**DIRECTIONS**
The word "candle" marks the lines to find; copy every such line from the data below.

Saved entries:
==========

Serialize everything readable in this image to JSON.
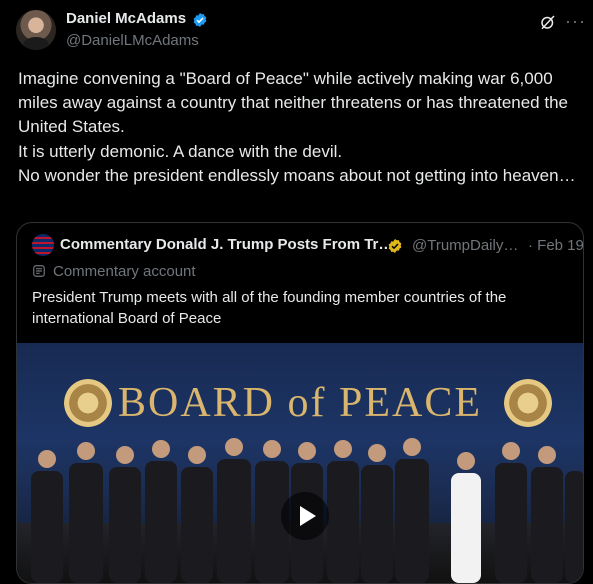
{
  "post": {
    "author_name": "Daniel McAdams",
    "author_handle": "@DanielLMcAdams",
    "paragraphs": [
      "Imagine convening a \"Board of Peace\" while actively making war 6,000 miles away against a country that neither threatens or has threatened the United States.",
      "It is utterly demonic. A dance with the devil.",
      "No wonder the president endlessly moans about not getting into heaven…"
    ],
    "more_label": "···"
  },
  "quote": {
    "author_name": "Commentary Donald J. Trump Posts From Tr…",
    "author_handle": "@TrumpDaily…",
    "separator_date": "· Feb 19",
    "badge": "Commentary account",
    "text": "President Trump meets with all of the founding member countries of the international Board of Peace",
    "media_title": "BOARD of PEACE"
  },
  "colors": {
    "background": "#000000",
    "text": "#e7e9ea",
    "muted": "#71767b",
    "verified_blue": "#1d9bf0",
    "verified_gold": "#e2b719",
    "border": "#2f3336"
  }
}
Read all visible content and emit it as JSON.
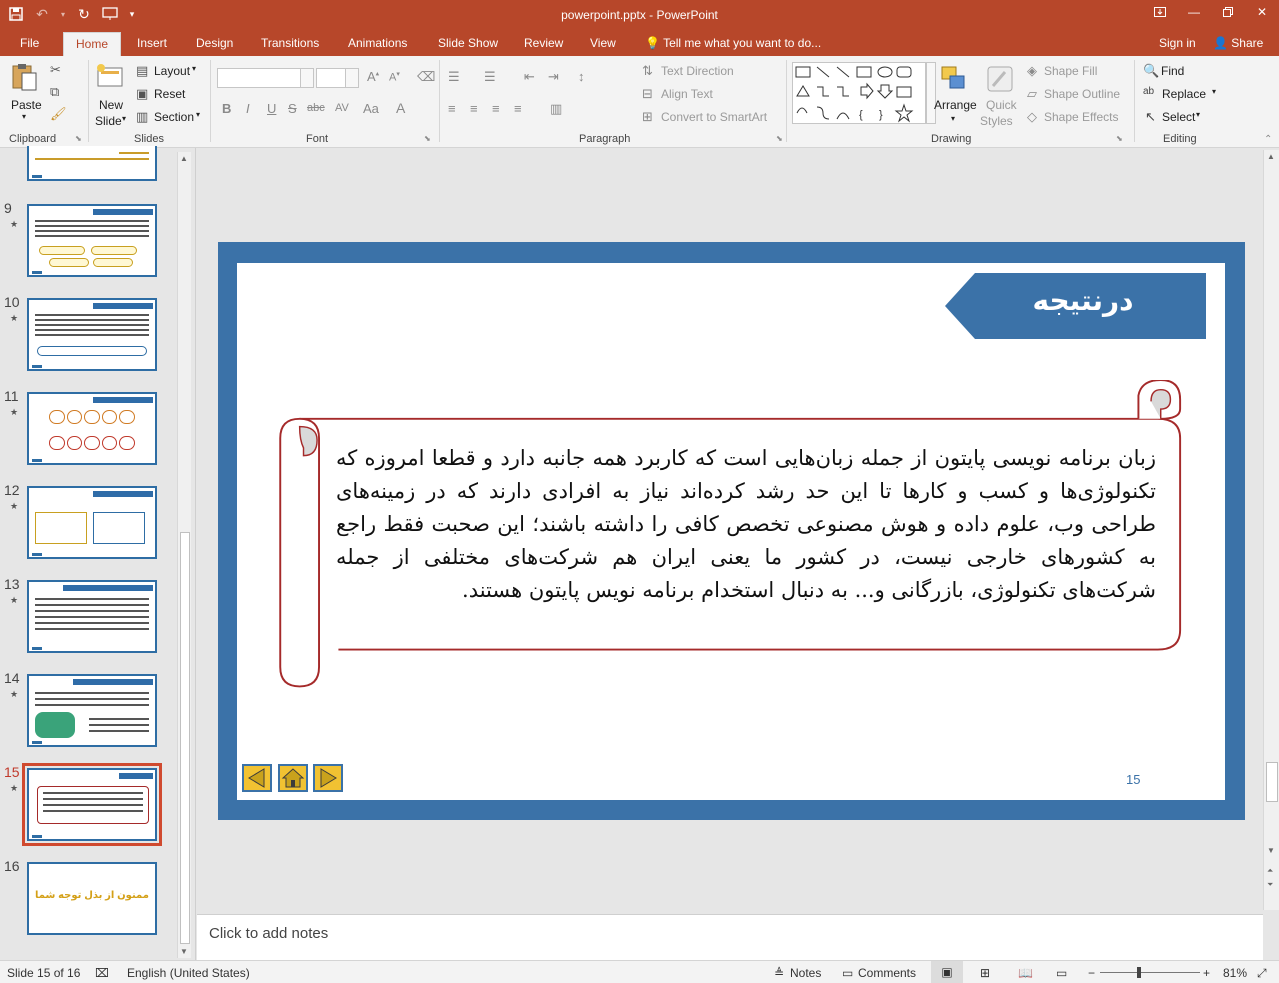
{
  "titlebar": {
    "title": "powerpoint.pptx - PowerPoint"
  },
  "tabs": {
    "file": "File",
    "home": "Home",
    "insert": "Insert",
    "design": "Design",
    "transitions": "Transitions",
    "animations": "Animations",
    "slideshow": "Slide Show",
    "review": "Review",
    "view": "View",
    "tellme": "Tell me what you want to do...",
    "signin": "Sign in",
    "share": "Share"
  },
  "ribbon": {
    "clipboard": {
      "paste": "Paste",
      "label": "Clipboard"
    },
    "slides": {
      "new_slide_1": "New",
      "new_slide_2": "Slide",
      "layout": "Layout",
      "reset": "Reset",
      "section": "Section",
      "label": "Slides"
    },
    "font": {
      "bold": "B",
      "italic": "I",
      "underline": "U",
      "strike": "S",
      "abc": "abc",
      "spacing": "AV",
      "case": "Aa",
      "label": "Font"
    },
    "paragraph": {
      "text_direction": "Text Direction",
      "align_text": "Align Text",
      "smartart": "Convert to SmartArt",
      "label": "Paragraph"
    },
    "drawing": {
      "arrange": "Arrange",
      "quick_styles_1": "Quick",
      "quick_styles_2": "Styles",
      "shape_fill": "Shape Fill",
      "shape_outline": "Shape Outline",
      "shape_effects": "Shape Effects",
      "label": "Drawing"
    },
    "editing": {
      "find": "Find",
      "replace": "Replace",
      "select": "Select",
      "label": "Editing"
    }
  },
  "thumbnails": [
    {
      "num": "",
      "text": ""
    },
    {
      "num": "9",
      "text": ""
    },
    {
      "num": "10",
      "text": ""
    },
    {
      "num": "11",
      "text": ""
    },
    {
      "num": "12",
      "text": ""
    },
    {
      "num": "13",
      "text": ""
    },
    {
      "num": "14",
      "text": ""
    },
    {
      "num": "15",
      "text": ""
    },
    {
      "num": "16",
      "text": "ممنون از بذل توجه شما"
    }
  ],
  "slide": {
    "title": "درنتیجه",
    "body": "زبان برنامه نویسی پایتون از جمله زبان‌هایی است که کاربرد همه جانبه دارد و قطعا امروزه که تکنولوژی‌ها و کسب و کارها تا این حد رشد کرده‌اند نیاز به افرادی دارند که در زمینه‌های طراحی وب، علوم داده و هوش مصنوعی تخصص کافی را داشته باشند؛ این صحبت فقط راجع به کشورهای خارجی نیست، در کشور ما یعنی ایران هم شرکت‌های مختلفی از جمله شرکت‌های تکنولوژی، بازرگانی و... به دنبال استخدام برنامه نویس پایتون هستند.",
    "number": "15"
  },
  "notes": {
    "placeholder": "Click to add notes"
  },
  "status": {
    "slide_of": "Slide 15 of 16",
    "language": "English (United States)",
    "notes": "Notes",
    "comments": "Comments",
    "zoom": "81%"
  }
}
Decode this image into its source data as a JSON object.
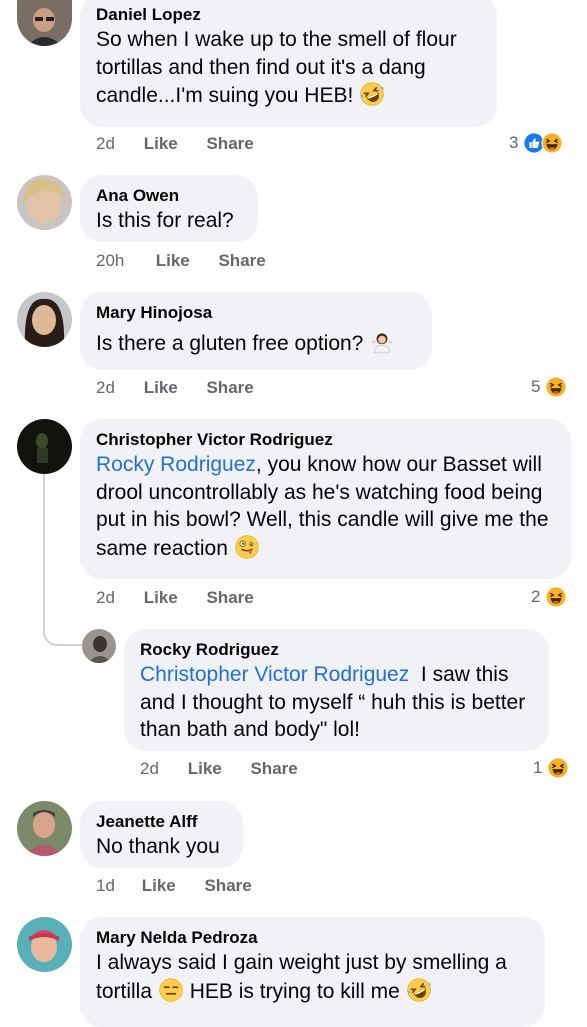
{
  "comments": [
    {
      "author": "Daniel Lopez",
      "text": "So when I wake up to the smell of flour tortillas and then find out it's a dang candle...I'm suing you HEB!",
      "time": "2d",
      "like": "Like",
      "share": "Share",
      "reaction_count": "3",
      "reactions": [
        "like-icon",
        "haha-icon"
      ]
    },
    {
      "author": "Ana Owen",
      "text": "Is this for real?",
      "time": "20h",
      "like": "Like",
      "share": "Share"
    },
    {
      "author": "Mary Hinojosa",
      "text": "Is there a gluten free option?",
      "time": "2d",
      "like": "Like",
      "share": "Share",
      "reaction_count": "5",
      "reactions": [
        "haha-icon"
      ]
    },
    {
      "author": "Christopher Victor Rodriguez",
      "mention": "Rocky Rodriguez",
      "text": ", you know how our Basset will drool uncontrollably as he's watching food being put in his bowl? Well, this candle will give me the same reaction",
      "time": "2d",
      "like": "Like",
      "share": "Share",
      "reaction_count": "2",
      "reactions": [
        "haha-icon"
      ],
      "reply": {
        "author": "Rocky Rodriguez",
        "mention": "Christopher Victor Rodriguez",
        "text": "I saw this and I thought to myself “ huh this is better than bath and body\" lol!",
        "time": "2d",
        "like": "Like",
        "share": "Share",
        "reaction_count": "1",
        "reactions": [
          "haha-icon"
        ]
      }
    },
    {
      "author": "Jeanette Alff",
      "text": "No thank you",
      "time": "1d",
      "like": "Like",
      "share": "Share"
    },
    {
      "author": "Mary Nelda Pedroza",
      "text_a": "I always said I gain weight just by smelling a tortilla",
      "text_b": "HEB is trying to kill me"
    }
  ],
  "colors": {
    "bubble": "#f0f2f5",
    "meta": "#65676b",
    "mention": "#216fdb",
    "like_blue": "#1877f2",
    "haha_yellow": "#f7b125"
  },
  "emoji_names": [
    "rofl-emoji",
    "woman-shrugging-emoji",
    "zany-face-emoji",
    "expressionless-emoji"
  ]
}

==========

**TASK RESULT**
      "text": "So when I wake up to the smell of flour tortillas and then find out it's a dang candle...I'm suing you HEB!",
      "text": ", you know how our Basset will drool uncontrollably as he's watching food being put in his bowl? Well, this candle will give me the same reaction",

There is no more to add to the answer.